Even in the heart of our happiness when people read my blog, total strangers who take one excerpt and think they know me and then bash me on wanting to raise a daughter. Informing me that she may not like bows and tea parties and frilly things. I just listen. For in my head, I hear my mother laughing at them because I totally know about tomboys. I was one. I am fully aware that our daughter may not like dolls. That she may prefer her brother's army men. That she may not want a tea party (although I did pay tea parties many times with my boy children). And that she may not like dresses or girly things. That's ok with me.
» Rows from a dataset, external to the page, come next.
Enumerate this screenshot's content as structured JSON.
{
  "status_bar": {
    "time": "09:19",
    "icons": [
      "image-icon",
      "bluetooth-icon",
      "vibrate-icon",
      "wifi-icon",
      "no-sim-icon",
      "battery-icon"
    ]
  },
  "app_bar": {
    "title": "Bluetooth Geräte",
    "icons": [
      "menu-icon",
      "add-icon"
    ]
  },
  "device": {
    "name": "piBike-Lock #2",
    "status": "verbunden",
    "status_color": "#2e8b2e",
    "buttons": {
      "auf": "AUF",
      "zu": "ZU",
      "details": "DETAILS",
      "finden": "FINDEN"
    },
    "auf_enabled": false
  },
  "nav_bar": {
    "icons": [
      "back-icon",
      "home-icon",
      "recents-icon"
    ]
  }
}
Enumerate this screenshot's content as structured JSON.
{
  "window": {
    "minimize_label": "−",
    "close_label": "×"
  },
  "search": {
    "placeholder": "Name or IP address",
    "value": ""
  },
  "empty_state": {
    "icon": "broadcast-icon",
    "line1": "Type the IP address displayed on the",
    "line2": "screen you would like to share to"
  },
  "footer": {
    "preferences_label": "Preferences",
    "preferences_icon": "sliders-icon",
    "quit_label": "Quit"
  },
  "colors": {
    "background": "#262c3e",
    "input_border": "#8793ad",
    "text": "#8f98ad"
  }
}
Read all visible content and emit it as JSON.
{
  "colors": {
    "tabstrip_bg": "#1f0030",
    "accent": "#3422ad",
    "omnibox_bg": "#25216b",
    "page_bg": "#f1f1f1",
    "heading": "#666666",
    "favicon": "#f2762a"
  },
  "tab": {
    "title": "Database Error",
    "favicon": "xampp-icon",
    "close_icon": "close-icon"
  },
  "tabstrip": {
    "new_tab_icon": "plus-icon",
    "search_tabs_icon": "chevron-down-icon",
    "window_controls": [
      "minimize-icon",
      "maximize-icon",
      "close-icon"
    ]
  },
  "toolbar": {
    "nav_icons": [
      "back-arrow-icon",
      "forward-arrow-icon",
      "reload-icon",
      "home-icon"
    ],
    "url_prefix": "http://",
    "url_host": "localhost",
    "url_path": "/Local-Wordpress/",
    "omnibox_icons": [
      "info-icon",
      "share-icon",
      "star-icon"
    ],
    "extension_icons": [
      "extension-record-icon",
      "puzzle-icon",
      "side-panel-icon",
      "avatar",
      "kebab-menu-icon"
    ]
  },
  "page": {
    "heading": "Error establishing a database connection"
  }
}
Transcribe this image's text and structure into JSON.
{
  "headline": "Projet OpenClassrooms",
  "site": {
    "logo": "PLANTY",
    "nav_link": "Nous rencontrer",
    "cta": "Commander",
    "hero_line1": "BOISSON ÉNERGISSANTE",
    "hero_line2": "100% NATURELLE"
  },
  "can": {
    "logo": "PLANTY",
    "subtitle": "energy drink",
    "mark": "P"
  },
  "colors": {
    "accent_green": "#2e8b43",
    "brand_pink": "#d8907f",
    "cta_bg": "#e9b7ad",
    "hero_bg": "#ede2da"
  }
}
I wanted the experience of raising a daughter. In whatever package she came in. Just the same as my boys. My children have come to me to be unfolded, not molded. But, as with my boys, I will dress her in frilly things until she says no. I will put a bow on her head until she says stop. Just like I dressed my little guys in smocked clothes and john boy jumpers until the ease of using the potty became more important.

I am not a fool to think that Elliana will be this super girl. I am not a fool to think that she will never get dirty, never run through my house, never shout or burp louder than her brothers. That she will not dig up worms, enjoy to go fishing, or even like boys. I will love her no matter what. That is the joy in parenting, for us. We receive these little blessings from heaven and we nurture and love them until God calls us or them home.

But for now, I admit, I am loving the frills. The pink. The flowers. The chandelier in her room (which is painted green by the way, not pink). I am enjoying putting bows on her that are bigger than her head. Just as I enjoy nursing her, snuggling her, reading to her, rocking her, holding her close to my heart, and telling her stories of the night I met her in a hospital far away from home.

For almost two months I have stared at this face that is embedded in my heart. I have watched her brothers feed her. I have watched her nap on the couch snuggled up in her father's arms. I have seen her Aunt kiss her tiny face and count her precious toes. I have watched as each morning three boys trapse in our bedroom to seek our her smiles. To wish her good morning. To hug her goodnight. To remember her birthmother and family in their prayers.

People can say what they want. They will anyway. I don't mind. I've waited ten years to have a girl child in my home. I'm just going to sit back and enjoy every minute of it. Just like I did with her brothers. Because we love them all. No matter what.